  6. Solidarity: We are one human family whatever our national, racial, ethnic, economic, and ideological differences. We are our brothers and sisters keepers, wherever they may be. Loving our neighbor has global dimensions in a shrinking world. At the core of the virtue of solidarity is the pursuit of justice and peace. Pope Paul VI taught that if you want peace, work for justice.1 The Gospel calls us to be peacemakers. Our love for all our sisters and brothers demands that we promote peace in a world surrounded by violence and conflict. 
  7. Care for God’s Creation: We show our respect for the Creator by our stewardship of creation. Care for the earth is not just an Earth Day slogan, it is a requirement of our faith. We are called to protect people and the planet, living our faith in relationship with all of God’s creation. This environmental challenge has fundamental moral and ethical dimensions that cannot be ignored.

Using CST to Talk about Race in the Jesuit Classroom 

Malia Bernards, Chair of the History Department, detailed how CST helps facilitate conversations around race. 

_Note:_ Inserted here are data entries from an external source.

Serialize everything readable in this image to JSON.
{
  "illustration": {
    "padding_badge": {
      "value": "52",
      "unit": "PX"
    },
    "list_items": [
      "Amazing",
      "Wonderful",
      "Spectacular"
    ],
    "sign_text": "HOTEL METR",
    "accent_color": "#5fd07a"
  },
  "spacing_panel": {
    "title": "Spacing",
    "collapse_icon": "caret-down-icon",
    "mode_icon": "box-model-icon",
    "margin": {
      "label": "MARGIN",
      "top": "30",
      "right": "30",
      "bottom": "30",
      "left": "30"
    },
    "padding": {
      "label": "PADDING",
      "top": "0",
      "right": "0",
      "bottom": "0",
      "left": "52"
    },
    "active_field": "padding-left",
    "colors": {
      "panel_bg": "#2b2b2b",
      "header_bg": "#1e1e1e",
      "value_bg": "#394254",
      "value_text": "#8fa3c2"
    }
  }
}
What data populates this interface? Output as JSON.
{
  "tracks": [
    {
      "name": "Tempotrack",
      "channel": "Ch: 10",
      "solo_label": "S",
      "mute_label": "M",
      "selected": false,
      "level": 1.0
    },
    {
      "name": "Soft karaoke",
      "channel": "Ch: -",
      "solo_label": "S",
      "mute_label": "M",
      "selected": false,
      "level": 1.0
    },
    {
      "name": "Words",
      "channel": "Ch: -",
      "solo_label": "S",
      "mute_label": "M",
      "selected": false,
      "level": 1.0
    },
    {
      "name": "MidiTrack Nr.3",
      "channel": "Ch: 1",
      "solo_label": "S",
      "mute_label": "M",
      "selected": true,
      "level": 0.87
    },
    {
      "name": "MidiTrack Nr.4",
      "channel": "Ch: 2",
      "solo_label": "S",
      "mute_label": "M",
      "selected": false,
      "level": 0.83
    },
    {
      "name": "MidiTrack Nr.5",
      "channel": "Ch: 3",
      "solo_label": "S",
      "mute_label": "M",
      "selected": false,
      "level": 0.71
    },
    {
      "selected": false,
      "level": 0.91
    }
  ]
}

“Catholic Social Teaching advocates for human rights (dignity of all people) regardless of national, racial, ethnic, economic, and ideological differences,” Bernards said. “It further asserts that we are all part of one human family and one earth. Acknowledging these ideas provides a good starting place for discussions around race because it reminds us of our shared humanity. It can be a very important unifying point and helps provide some common ground.”

Peace and Justice teacher Matthew Schulte explained how CST drives the themes of the Peace and Justice course for juniors and seniors. 

“[CST] consists of 7 principles, and they all have something to do with upholding the dignity of people,” Schulte said. ”It’s the side of the faith that interacts with the lives of people in the day to day. CST is how we are protecting the most vulnerable people among us, how we ensure that the rights of people are being upheld by society and that life is being dignified.”

Themes such as discrimination, redlining, and houselessness are other topics discussed in the course but that are looked at from a CST lens. 

The Peace and Justice course cites the use of studying “scriptural and theological justice principles” which are applied to a better understanding of world issues. According to the Jesuit course catalog,

“After an overview of scriptural and theological justice principles, students will be guided through an educational process of context, social analysis, theological reflection, and pastoral action. These tools will then be applied to such issues as poverty, discrimination, homelessness, just-war theory, pacifism, and other issues of human rights. Jesus Christ’s call.”

Mrs. Bernards emphasized the intent of the History Department to provide more engaging and multifaceted discussions around race using a critical lens grounded in CST.

“We are currently working on ways to develop and empower individual student voices by incorporating written and reflective activities, creating opportunities for small or large group sharing and teaching students to dialogue for a deeper understanding of a topic (as opposed to a debate where we are trying to prove right or wrong with evidence),” Bernards said. “We teach critical debate for some topics and dialogue skills for others. Being able to dialogue respectfully, listen to one another and honor another person’s experience are essential skills in a democratic society and foundational to discussions about race.”

It is evident that Jesuit’s curriculum and programming are rooted in “love, care, and compassion” for all under Catholic Social Teaching.